[Collected data]
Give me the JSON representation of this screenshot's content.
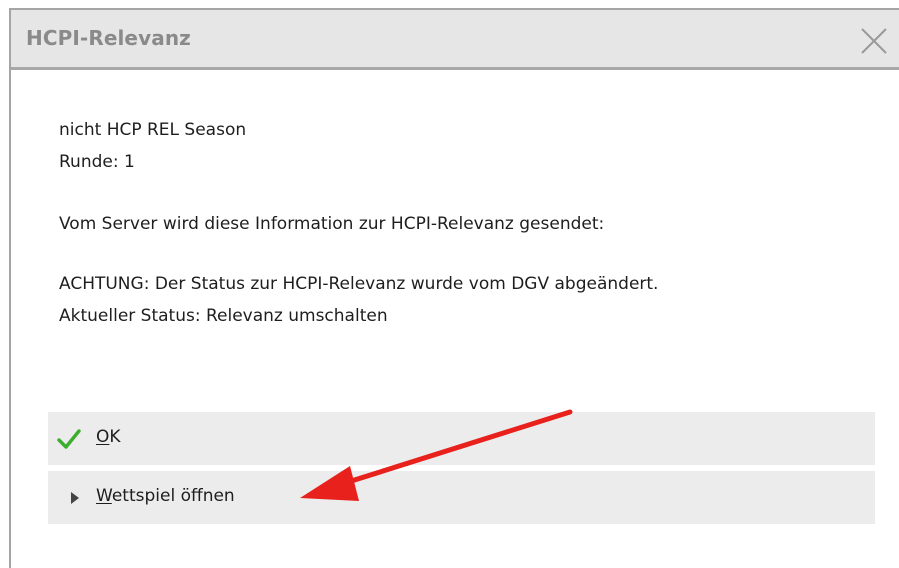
{
  "dialog": {
    "title": "HCPI-Relevanz",
    "close_icon": "close-icon"
  },
  "message": {
    "line1": "nicht HCP REL Season",
    "line2": "Runde: 1",
    "line3": "Vom Server wird diese Information zur HCPI-Relevanz gesendet:",
    "line4": "ACHTUNG: Der Status zur HCPI-Relevanz wurde vom DGV abgeändert.",
    "line5": "Aktueller Status: Relevanz umschalten"
  },
  "actions": {
    "ok": {
      "mnemonic": "O",
      "rest": "K",
      "icon": "checkmark-icon",
      "icon_color": "#3dad2d"
    },
    "open_game": {
      "mnemonic": "W",
      "rest": "ettspiel öffnen",
      "icon": "triangle-right-icon"
    }
  },
  "annotation": {
    "icon": "red-arrow-icon",
    "color": "#e8211d"
  }
}
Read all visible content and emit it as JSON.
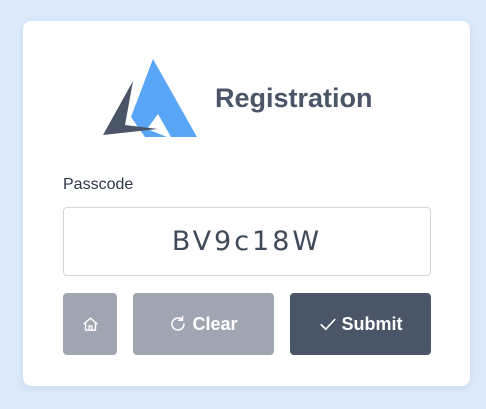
{
  "app": {
    "title": "Registration"
  },
  "form": {
    "passcode_label": "Passcode",
    "passcode_value": "BV9c18W"
  },
  "buttons": {
    "home_icon": "home-icon",
    "clear_icon": "refresh-icon",
    "clear_label": "Clear",
    "submit_icon": "check-icon",
    "submit_label": "Submit"
  },
  "colors": {
    "background": "#dbe9fb",
    "card": "#ffffff",
    "text_dark": "#4a5568",
    "button_disabled": "#a0a6b1",
    "button_primary": "#4a5568",
    "logo_blue": "#58a6f5",
    "logo_dark": "#4a5568"
  }
}
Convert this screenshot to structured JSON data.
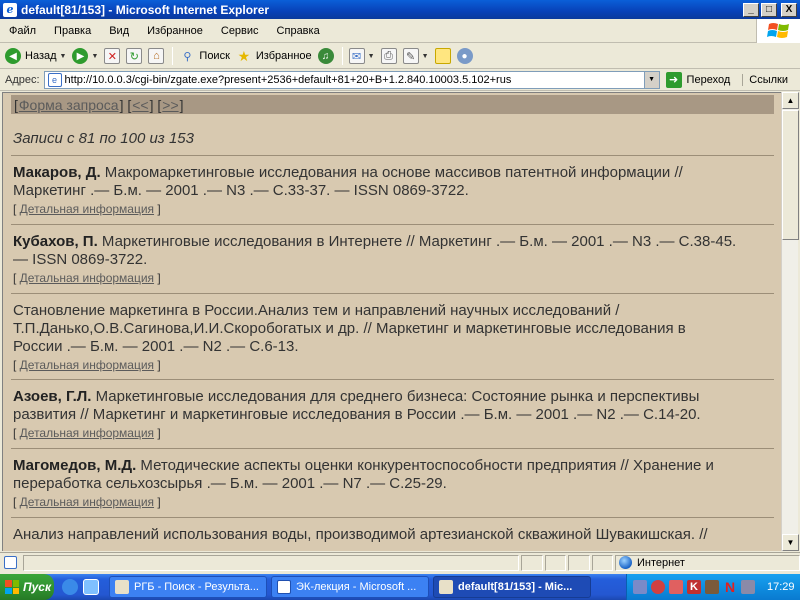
{
  "window": {
    "title": "default[81/153] - Microsoft Internet Explorer",
    "buttons": [
      "_",
      "□",
      "X"
    ]
  },
  "menu": [
    "Файл",
    "Правка",
    "Вид",
    "Избранное",
    "Сервис",
    "Справка"
  ],
  "toolbar": {
    "back": "Назад",
    "search": "Поиск",
    "favorites": "Избранное"
  },
  "address": {
    "label": "Адрес:",
    "url": "http://10.0.0.3/cgi-bin/zgate.exe?present+2536+default+81+20+B+1.2.840.10003.5.102+rus",
    "go": "Переход",
    "links": "Ссылки"
  },
  "page": {
    "nav": {
      "form": "Форма запроса",
      "prev": "<<",
      "next": ">>"
    },
    "records": "Записи с 81 по 100 из 153",
    "detail_label": "Детальная информация",
    "entries": [
      {
        "author": "Макаров, Д.",
        "line1": " Макромаркетинговые исследования на основе массивов патентной информации //",
        "line2": "Маркетинг .— Б.м. — 2001 .— N3 .— С.33-37. — ISSN 0869-3722."
      },
      {
        "author": "Кубахов, П.",
        "line1": " Маркетинговые исследования в Интернете // Маркетинг .— Б.м. — 2001 .— N3 .— С.38-45.",
        "line2": "— ISSN 0869-3722."
      },
      {
        "author": "",
        "line1": "Становление маркетинга в России.Анализ тем и направлений научных исследований /",
        "line2": "Т.П.Данько,О.В.Сагинова,И.И.Скоробогатых и др. // Маркетинг и маркетинговые исследования в",
        "line3": "России .— Б.м. — 2001 .— N2 .— С.6-13."
      },
      {
        "author": "Азоев, Г.Л.",
        "line1": " Маркетинговые исследования для среднего бизнеса: Состояние рынка и перспективы",
        "line2": "развития // Маркетинг и маркетинговые исследования в России .— Б.м. — 2001 .— N2 .— С.14-20."
      },
      {
        "author": "Магомедов, М.Д.",
        "line1": " Методические аспекты оценки конкурентоспособности предприятия // Хранение и",
        "line2": "переработка сельхозсырья .— Б.м. — 2001 .— N7 .— С.25-29."
      },
      {
        "author": "",
        "line1": "Анализ направлений использования воды, производимой артезианской скважиной Шувакишская. //"
      }
    ]
  },
  "status": {
    "zone": "Интернет"
  },
  "taskbar": {
    "start": "Пуск",
    "tasks": [
      "РГБ - Поиск - Результа...",
      "ЭК-лекция - Microsoft ...",
      "default[81/153] - Mic..."
    ],
    "clock": "17:29"
  },
  "colors": {
    "page_bg": "#d8c9b0",
    "nav_strip": "#a89884",
    "text": "#333333"
  }
}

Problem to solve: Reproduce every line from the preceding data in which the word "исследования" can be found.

Response to the exercise:
        "line1": " Макромаркетинговые исследования на основе массивов патентной информации //",
        "line1": " Маркетинговые исследования в Интернете // Маркетинг .— Б.м. — 2001 .— N3 .— С.38-45.",
        "line2": "Т.П.Данько,О.В.Сагинова,И.И.Скоробогатых и др. // Маркетинг и маркетинговые исследования в",
        "line1": " Маркетинговые исследования для среднего бизнеса: Состояние рынка и перспективы",
        "line2": "развития // Маркетинг и маркетинговые исследования в России .— Б.м. — 2001 .— N2 .— С.14-20."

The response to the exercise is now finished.